Exercise
Tally the lines of the entries in which the string "this" occurs, and say only how many.

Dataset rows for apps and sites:
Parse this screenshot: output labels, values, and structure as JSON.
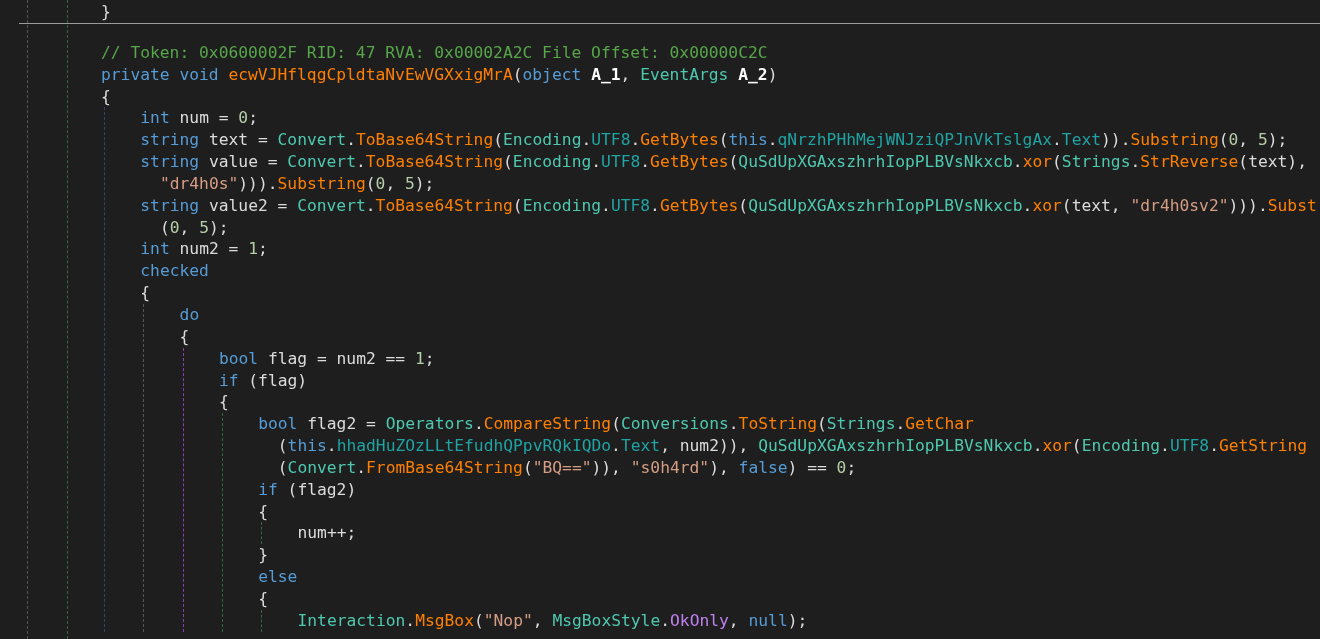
{
  "editor": {
    "lines": [
      {
        "kind": "code",
        "tokens": [
          {
            "t": "}",
            "kind": "plain"
          }
        ]
      },
      {
        "kind": "separator"
      },
      {
        "kind": "code",
        "tokens": [
          {
            "t": "// Token: 0x0600002F RID: 47 RVA: 0x00002A2C File Offset: 0x00000C2C",
            "kind": "comment"
          }
        ]
      },
      {
        "kind": "code",
        "tokens": [
          {
            "t": "private ",
            "kind": "keyword"
          },
          {
            "t": "void ",
            "kind": "keyword"
          },
          {
            "t": "ecwVJHflqgCpldtaNvEwVGXxigMrA",
            "kind": "method"
          },
          {
            "t": "(",
            "kind": "plain"
          },
          {
            "t": "object ",
            "kind": "keyword"
          },
          {
            "t": "A_1",
            "kind": "param"
          },
          {
            "t": ", ",
            "kind": "plain"
          },
          {
            "t": "EventArgs ",
            "kind": "type"
          },
          {
            "t": "A_2",
            "kind": "param"
          },
          {
            "t": ")",
            "kind": "plain"
          }
        ]
      },
      {
        "kind": "code",
        "tokens": [
          {
            "t": "{",
            "kind": "plain"
          }
        ],
        "children": [
          {
            "kind": "code",
            "tokens": [
              {
                "t": "int",
                "kind": "keyword"
              },
              {
                "t": " num = ",
                "kind": "plain"
              },
              {
                "t": "0",
                "kind": "number"
              },
              {
                "t": ";",
                "kind": "plain"
              }
            ]
          },
          {
            "kind": "code",
            "tokens": [
              {
                "t": "string",
                "kind": "keyword"
              },
              {
                "t": " text = ",
                "kind": "plain"
              },
              {
                "t": "Convert",
                "kind": "type"
              },
              {
                "t": ".",
                "kind": "plain"
              },
              {
                "t": "ToBase64String",
                "kind": "method"
              },
              {
                "t": "(",
                "kind": "plain"
              },
              {
                "t": "Encoding",
                "kind": "type"
              },
              {
                "t": ".",
                "kind": "plain"
              },
              {
                "t": "UTF8",
                "kind": "field"
              },
              {
                "t": ".",
                "kind": "plain"
              },
              {
                "t": "GetBytes",
                "kind": "method"
              },
              {
                "t": "(",
                "kind": "plain"
              },
              {
                "t": "this",
                "kind": "keyword"
              },
              {
                "t": ".",
                "kind": "plain"
              },
              {
                "t": "qNrzhPHhMejWNJziQPJnVkTslgAx",
                "kind": "field"
              },
              {
                "t": ".",
                "kind": "plain"
              },
              {
                "t": "Text",
                "kind": "field"
              },
              {
                "t": ")).",
                "kind": "plain"
              },
              {
                "t": "Substring",
                "kind": "method"
              },
              {
                "t": "(",
                "kind": "plain"
              },
              {
                "t": "0",
                "kind": "number"
              },
              {
                "t": ", ",
                "kind": "plain"
              },
              {
                "t": "5",
                "kind": "number"
              },
              {
                "t": ");",
                "kind": "plain"
              }
            ]
          },
          {
            "kind": "code",
            "tokens": [
              {
                "t": "string",
                "kind": "keyword"
              },
              {
                "t": " value = ",
                "kind": "plain"
              },
              {
                "t": "Convert",
                "kind": "type"
              },
              {
                "t": ".",
                "kind": "plain"
              },
              {
                "t": "ToBase64String",
                "kind": "method"
              },
              {
                "t": "(",
                "kind": "plain"
              },
              {
                "t": "Encoding",
                "kind": "type"
              },
              {
                "t": ".",
                "kind": "plain"
              },
              {
                "t": "UTF8",
                "kind": "field"
              },
              {
                "t": ".",
                "kind": "plain"
              },
              {
                "t": "GetBytes",
                "kind": "method"
              },
              {
                "t": "(",
                "kind": "plain"
              },
              {
                "t": "QuSdUpXGAxszhrhIopPLBVsNkxcb",
                "kind": "type"
              },
              {
                "t": ".",
                "kind": "plain"
              },
              {
                "t": "xor",
                "kind": "method"
              },
              {
                "t": "(",
                "kind": "plain"
              },
              {
                "t": "Strings",
                "kind": "type"
              },
              {
                "t": ".",
                "kind": "plain"
              },
              {
                "t": "StrReverse",
                "kind": "method"
              },
              {
                "t": "(text),",
                "kind": "plain"
              }
            ]
          },
          {
            "kind": "continuation",
            "tokens": [
              {
                "t": "\"dr4h0s\"",
                "kind": "string"
              },
              {
                "t": "))).",
                "kind": "plain"
              },
              {
                "t": "Substring",
                "kind": "method"
              },
              {
                "t": "(",
                "kind": "plain"
              },
              {
                "t": "0",
                "kind": "number"
              },
              {
                "t": ", ",
                "kind": "plain"
              },
              {
                "t": "5",
                "kind": "number"
              },
              {
                "t": ");",
                "kind": "plain"
              }
            ]
          },
          {
            "kind": "code",
            "tokens": [
              {
                "t": "string",
                "kind": "keyword"
              },
              {
                "t": " value2 = ",
                "kind": "plain"
              },
              {
                "t": "Convert",
                "kind": "type"
              },
              {
                "t": ".",
                "kind": "plain"
              },
              {
                "t": "ToBase64String",
                "kind": "method"
              },
              {
                "t": "(",
                "kind": "plain"
              },
              {
                "t": "Encoding",
                "kind": "type"
              },
              {
                "t": ".",
                "kind": "plain"
              },
              {
                "t": "UTF8",
                "kind": "field"
              },
              {
                "t": ".",
                "kind": "plain"
              },
              {
                "t": "GetBytes",
                "kind": "method"
              },
              {
                "t": "(",
                "kind": "plain"
              },
              {
                "t": "QuSdUpXGAxszhrhIopPLBVsNkxcb",
                "kind": "type"
              },
              {
                "t": ".",
                "kind": "plain"
              },
              {
                "t": "xor",
                "kind": "method"
              },
              {
                "t": "(text, ",
                "kind": "plain"
              },
              {
                "t": "\"dr4h0sv2\"",
                "kind": "string"
              },
              {
                "t": "))).",
                "kind": "plain"
              },
              {
                "t": "Subst",
                "kind": "method"
              }
            ]
          },
          {
            "kind": "continuation",
            "tokens": [
              {
                "t": "(",
                "kind": "plain"
              },
              {
                "t": "0",
                "kind": "number"
              },
              {
                "t": ", ",
                "kind": "plain"
              },
              {
                "t": "5",
                "kind": "number"
              },
              {
                "t": ");",
                "kind": "plain"
              }
            ]
          },
          {
            "kind": "code",
            "tokens": [
              {
                "t": "int",
                "kind": "keyword"
              },
              {
                "t": " num2 = ",
                "kind": "plain"
              },
              {
                "t": "1",
                "kind": "number"
              },
              {
                "t": ";",
                "kind": "plain"
              }
            ]
          },
          {
            "kind": "code",
            "tokens": [
              {
                "t": "checked",
                "kind": "keyword"
              }
            ]
          },
          {
            "kind": "code",
            "tokens": [
              {
                "t": "{",
                "kind": "plain"
              }
            ],
            "children": [
              {
                "kind": "code",
                "tokens": [
                  {
                    "t": "do",
                    "kind": "keyword"
                  }
                ]
              },
              {
                "kind": "code",
                "tokens": [
                  {
                    "t": "{",
                    "kind": "plain"
                  }
                ],
                "children": [
                  {
                    "kind": "code",
                    "tokens": [
                      {
                        "t": "bool",
                        "kind": "keyword"
                      },
                      {
                        "t": " flag = num2 == ",
                        "kind": "plain"
                      },
                      {
                        "t": "1",
                        "kind": "number"
                      },
                      {
                        "t": ";",
                        "kind": "plain"
                      }
                    ]
                  },
                  {
                    "kind": "code",
                    "tokens": [
                      {
                        "t": "if",
                        "kind": "keyword"
                      },
                      {
                        "t": " (flag)",
                        "kind": "plain"
                      }
                    ]
                  },
                  {
                    "kind": "code",
                    "tokens": [
                      {
                        "t": "{",
                        "kind": "plain"
                      }
                    ],
                    "children": [
                      {
                        "kind": "code",
                        "tokens": [
                          {
                            "t": "bool",
                            "kind": "keyword"
                          },
                          {
                            "t": " flag2 = ",
                            "kind": "plain"
                          },
                          {
                            "t": "Operators",
                            "kind": "type"
                          },
                          {
                            "t": ".",
                            "kind": "plain"
                          },
                          {
                            "t": "CompareString",
                            "kind": "method"
                          },
                          {
                            "t": "(",
                            "kind": "plain"
                          },
                          {
                            "t": "Conversions",
                            "kind": "type"
                          },
                          {
                            "t": ".",
                            "kind": "plain"
                          },
                          {
                            "t": "ToString",
                            "kind": "method"
                          },
                          {
                            "t": "(",
                            "kind": "plain"
                          },
                          {
                            "t": "Strings",
                            "kind": "type"
                          },
                          {
                            "t": ".",
                            "kind": "plain"
                          },
                          {
                            "t": "GetChar",
                            "kind": "method"
                          }
                        ]
                      },
                      {
                        "kind": "continuation",
                        "tokens": [
                          {
                            "t": "(",
                            "kind": "plain"
                          },
                          {
                            "t": "this",
                            "kind": "keyword"
                          },
                          {
                            "t": ".",
                            "kind": "plain"
                          },
                          {
                            "t": "hhadHuZOzLLtEfudhQPpvRQkIQDo",
                            "kind": "field"
                          },
                          {
                            "t": ".",
                            "kind": "plain"
                          },
                          {
                            "t": "Text",
                            "kind": "field"
                          },
                          {
                            "t": ", num2)), ",
                            "kind": "plain"
                          },
                          {
                            "t": "QuSdUpXGAxszhrhIopPLBVsNkxcb",
                            "kind": "type"
                          },
                          {
                            "t": ".",
                            "kind": "plain"
                          },
                          {
                            "t": "xor",
                            "kind": "method"
                          },
                          {
                            "t": "(",
                            "kind": "plain"
                          },
                          {
                            "t": "Encoding",
                            "kind": "type"
                          },
                          {
                            "t": ".",
                            "kind": "plain"
                          },
                          {
                            "t": "UTF8",
                            "kind": "field"
                          },
                          {
                            "t": ".",
                            "kind": "plain"
                          },
                          {
                            "t": "GetString",
                            "kind": "method"
                          }
                        ]
                      },
                      {
                        "kind": "continuation",
                        "tokens": [
                          {
                            "t": "(",
                            "kind": "plain"
                          },
                          {
                            "t": "Convert",
                            "kind": "type"
                          },
                          {
                            "t": ".",
                            "kind": "plain"
                          },
                          {
                            "t": "FromBase64String",
                            "kind": "method"
                          },
                          {
                            "t": "(",
                            "kind": "plain"
                          },
                          {
                            "t": "\"BQ==\"",
                            "kind": "string"
                          },
                          {
                            "t": ")), ",
                            "kind": "plain"
                          },
                          {
                            "t": "\"s0h4rd\"",
                            "kind": "string"
                          },
                          {
                            "t": "), ",
                            "kind": "plain"
                          },
                          {
                            "t": "false",
                            "kind": "keyword"
                          },
                          {
                            "t": ") == ",
                            "kind": "plain"
                          },
                          {
                            "t": "0",
                            "kind": "number"
                          },
                          {
                            "t": ";",
                            "kind": "plain"
                          }
                        ]
                      },
                      {
                        "kind": "code",
                        "tokens": [
                          {
                            "t": "if",
                            "kind": "keyword"
                          },
                          {
                            "t": " (flag2)",
                            "kind": "plain"
                          }
                        ]
                      },
                      {
                        "kind": "code",
                        "tokens": [
                          {
                            "t": "{",
                            "kind": "plain"
                          }
                        ],
                        "children": [
                          {
                            "kind": "code",
                            "tokens": [
                              {
                                "t": "num++;",
                                "kind": "plain"
                              }
                            ]
                          }
                        ]
                      },
                      {
                        "kind": "code",
                        "tokens": [
                          {
                            "t": "}",
                            "kind": "plain"
                          }
                        ]
                      },
                      {
                        "kind": "code",
                        "tokens": [
                          {
                            "t": "else",
                            "kind": "keyword"
                          }
                        ]
                      },
                      {
                        "kind": "code",
                        "tokens": [
                          {
                            "t": "{",
                            "kind": "plain"
                          }
                        ],
                        "children": [
                          {
                            "kind": "code",
                            "tokens": [
                              {
                                "t": "Interaction",
                                "kind": "type"
                              },
                              {
                                "t": ".",
                                "kind": "plain"
                              },
                              {
                                "t": "MsgBox",
                                "kind": "method"
                              },
                              {
                                "t": "(",
                                "kind": "plain"
                              },
                              {
                                "t": "\"Nop\"",
                                "kind": "string"
                              },
                              {
                                "t": ", ",
                                "kind": "plain"
                              },
                              {
                                "t": "MsgBoxStyle",
                                "kind": "type"
                              },
                              {
                                "t": ".",
                                "kind": "plain"
                              },
                              {
                                "t": "OkOnly",
                                "kind": "enum"
                              },
                              {
                                "t": ", ",
                                "kind": "plain"
                              },
                              {
                                "t": "null",
                                "kind": "keyword"
                              },
                              {
                                "t": ");",
                                "kind": "plain"
                              }
                            ]
                          }
                        ]
                      }
                    ]
                  }
                ]
              }
            ]
          }
        ]
      }
    ]
  }
}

Exercise output
3